Dear Annie… Heirloom hostility
Dear Annie: My mother very sadly passed away in January from cancer. She had a ring of my grandfather’s that was very special to her, and I wanted to have it because I knew how much it meant to her. My stepfather gave it to me.
Now, last week, my grandmother (her mother) who has pretty much always made both my mother and me feel like second-class citizens in our family, called and asked me if I had the ring.
I told her that I did. She went on to tell me basically that she never wanted my mother to have the ring. It was meant for my uncle but that she knew he wouldn’t wear it, so she let my mom have it.
Then she suggested that I give it to my aunt, from whom both my mother and I are estranged.
And this is the aunt who didn’t do anything to fix her estrangement from my mom when she was sick with cancer I told her I would not give it to my aunt. I told her it was very special to me because it was special to my mother.
My grandmother then went on to suggest that I give it to my aunt’s son. She didn’t actually ask me to, but she tried to manipulate me into it. They had the same name, etc. I didn’t take the bait on that either.
Now, I’m left feeling as though I don’t even want this ring.
She took something special and ruined it for me. I am thinking of selling it because I am so mad and, honestly, because I want to spite her. I’m disgusted.
What do you think I should do?
I feel like she ruined any positive feeling I had about the ring. The ring will always make me think of how she called to tell me she never wanted my mom to have it in the first place when it was such a special ring to my mom.

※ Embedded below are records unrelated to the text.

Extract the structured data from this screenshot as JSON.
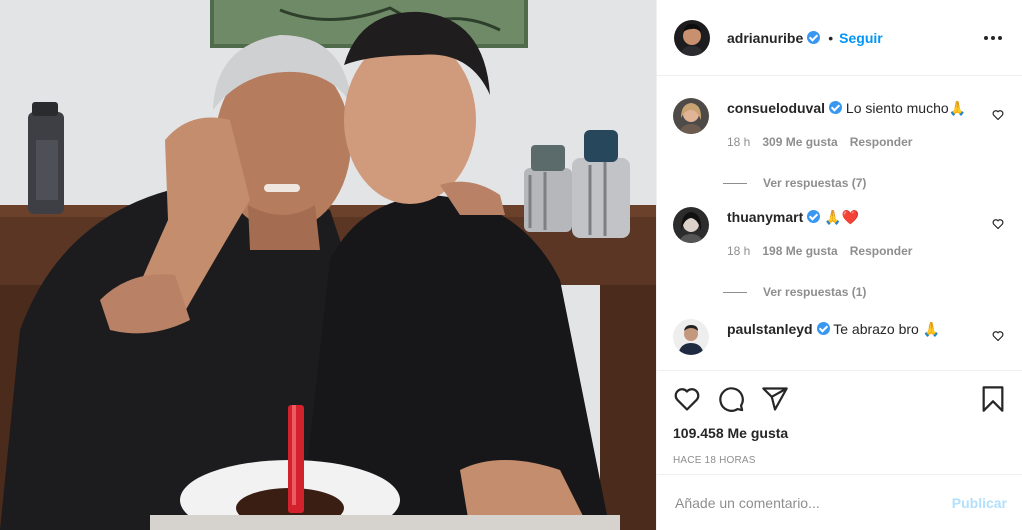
{
  "post": {
    "photo_alt": "",
    "author": {
      "username": "adrianuribe",
      "verified": true,
      "follow_label": "Seguir",
      "separator": "•"
    },
    "comments": [
      {
        "username": "consueloduval",
        "verified": true,
        "text": "Lo siento mucho🙏",
        "time": "18 h",
        "likes": "309 Me gusta",
        "reply_label": "Responder",
        "view_replies": "Ver respuestas (7)"
      },
      {
        "username": "thuanymart",
        "verified": true,
        "text": "🙏❤️",
        "time": "18 h",
        "likes": "198 Me gusta",
        "reply_label": "Responder",
        "view_replies": "Ver respuestas (1)"
      },
      {
        "username": "paulstanleyd",
        "verified": true,
        "text": "Te abrazo bro 🙏"
      }
    ],
    "likes_text": "109.458 Me gusta",
    "time_ago": "HACE 18 HORAS",
    "comment_placeholder": "Añade un comentario...",
    "publish_label": "Publicar"
  },
  "colors": {
    "accent": "#0095f6",
    "verified": "#3897f0",
    "muted": "#8e8e8e",
    "publish_disabled": "#b2dffc"
  },
  "icons": [
    "more-icon",
    "heart-icon",
    "comment-icon",
    "share-icon",
    "bookmark-icon",
    "verified-badge-icon"
  ]
}
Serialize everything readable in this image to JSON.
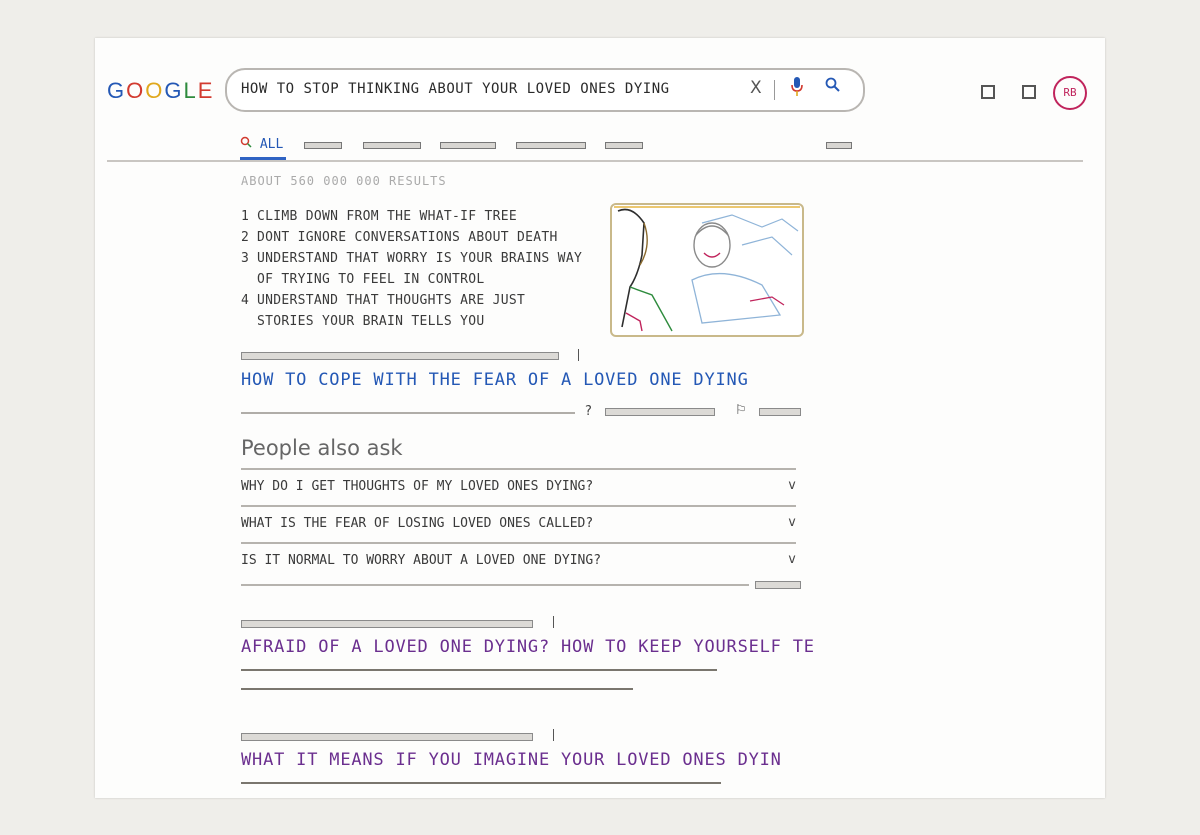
{
  "header": {
    "logo": [
      "G",
      "O",
      "O",
      "G",
      "L",
      "E"
    ],
    "logo_colors": [
      "#2458b5",
      "#d23a2f",
      "#e0a81c",
      "#2458b5",
      "#2e8b3d",
      "#d23a2f"
    ],
    "search_query": "HOW TO STOP THINKING ABOUT YOUR LOVED ONES DYING",
    "clear_icon": "X",
    "mic_icon": "🎙",
    "search_icon": "⌕",
    "avatar_initials": "RB",
    "accent_color": "#c0245c"
  },
  "tabs": {
    "active_label": "ALL",
    "active_icon": "search-icon"
  },
  "results": {
    "count_text": "ABOUT 560 000 000 RESULTS",
    "snippet": [
      {
        "num": "1",
        "text": "CLIMB DOWN FROM THE WHAT-IF TREE"
      },
      {
        "num": "2",
        "text": "DONT IGNORE CONVERSATIONS ABOUT DEATH"
      },
      {
        "num": "3",
        "text": "UNDERSTAND THAT WORRY IS YOUR BRAINS WAY OF TRYING TO FEEL IN CONTROL"
      },
      {
        "num": "4",
        "text": "UNDERSTAND THAT THOUGHTS ARE JUST STORIES YOUR BRAIN TELLS YOU"
      }
    ],
    "featured_title": "HOW TO COPE WITH THE FEAR OF A LOVED ONE DYING",
    "help_mark": "?",
    "feedback_icon": "⚐"
  },
  "people_also_ask": {
    "title": "People also ask",
    "questions": [
      "WHY DO I GET THOUGHTS OF MY LOVED ONES DYING?",
      "WHAT IS THE FEAR OF LOSING LOVED ONES CALLED?",
      "IS IT NORMAL TO WORRY ABOUT A LOVED ONE DYING?"
    ],
    "chevron": "v"
  },
  "more_results": [
    {
      "title": "AFRAID OF A LOVED ONE DYING? HOW TO KEEP YOURSELF TE"
    },
    {
      "title": "WHAT IT MEANS IF YOU IMAGINE YOUR LOVED ONES DYIN"
    }
  ]
}
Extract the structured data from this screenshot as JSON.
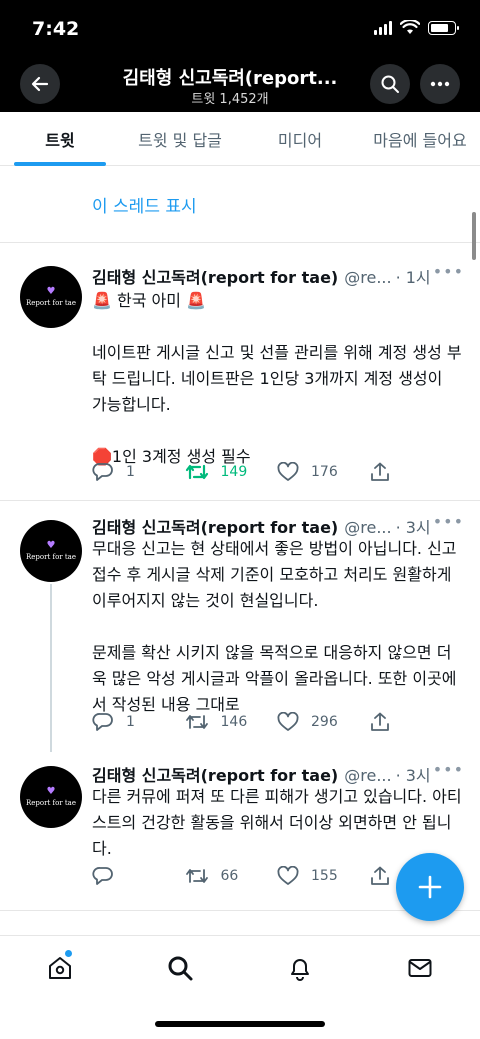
{
  "status_bar": {
    "time": "7:42"
  },
  "header": {
    "title": "김태형 신고독려(report...",
    "subtitle": "트윗 1,452개"
  },
  "tabs": [
    {
      "label": "트윗",
      "active": true
    },
    {
      "label": "트윗 및 답글",
      "active": false
    },
    {
      "label": "미디어",
      "active": false
    },
    {
      "label": "마음에 들어요",
      "active": false
    }
  ],
  "show_thread": "이 스레드 표시",
  "avatar_text": "Report for tae",
  "tweets": [
    {
      "name": "김태형 신고독려(report for tae)",
      "handle": "@re...",
      "time": "· 1시",
      "body": "🚨 한국 아미 🚨\n\n네이트판 게시글 신고 및 선플 관리를 위해 계정 생성 부탁 드립니다. 네이트판은 1인당 3개까지 계정 생성이 가능합니다.\n\n🛑1인 3계정 생성 필수",
      "replies": "1",
      "retweets": "149",
      "likes": "176"
    },
    {
      "name": "김태형 신고독려(report for tae)",
      "handle": "@re...",
      "time": "· 3시",
      "body": "무대응 신고는 현 상태에서 좋은 방법이 아닙니다. 신고접수 후 게시글 삭제 기준이 모호하고 처리도 원활하게 이루어지지 않는 것이 현실입니다.\n\n문제를 확산 시키지 않을 목적으로 대응하지 않으면 더욱 많은 악성 게시글과 악플이 올라옵니다. 또한 이곳에서 작성된 내용 그대로",
      "replies": "1",
      "retweets": "146",
      "likes": "296"
    },
    {
      "name": "김태형 신고독려(report for tae)",
      "handle": "@re...",
      "time": "· 3시",
      "body": "다른 커뮤에 퍼져 또 다른 피해가 생기고 있습니다. 아티스트의 건강한 활동을 위해서 더이상 외면하면 안 됩니다.",
      "replies": "",
      "retweets": "66",
      "likes": "155"
    }
  ],
  "colors": {
    "accent": "#1d9bf0",
    "retweet_active": "#00ba7c",
    "muted": "#536471"
  },
  "icons": [
    "back-arrow-icon",
    "search-icon",
    "more-icon",
    "reply-icon",
    "retweet-icon",
    "like-icon",
    "share-icon",
    "compose-icon",
    "home-icon",
    "explore-icon",
    "bell-icon",
    "mail-icon"
  ]
}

— Furious Over a Ring
Dear Furious: First off, I am very sorry about the loss of your mother. It sounds like the two of you had a really special bond.
Secondly, your grandmother sounds like a very unhappy person. Talk about “yucking someone’s yum.”
Here, you took a beautiful ring that reminded you of your mother and wore it, feeling a bit of comfort during what would be a hard time for anyone.
Selling it to “get back at your grandmother” would only hurt you in the end. Allow time to heal these fresh wounds. Consider putting the ring away in a safe place for a while as you process some of this grief.
Think about your mom wearing the ring and how much she loved it. Try to channel those initial positive feelings you felt for the ring.
Sometimes we get fixated on a material object — or another person — in order to avoid sadness that needs to be expressed. The pain you’re experiencing from the loss of your mother could be compounding your anger with your grandmother.
After a year of grieving, with a fresh set of eyes and some distance from this situation and the harsh words, look at the ring once more.
My guess is that you will fall in love with it all over again.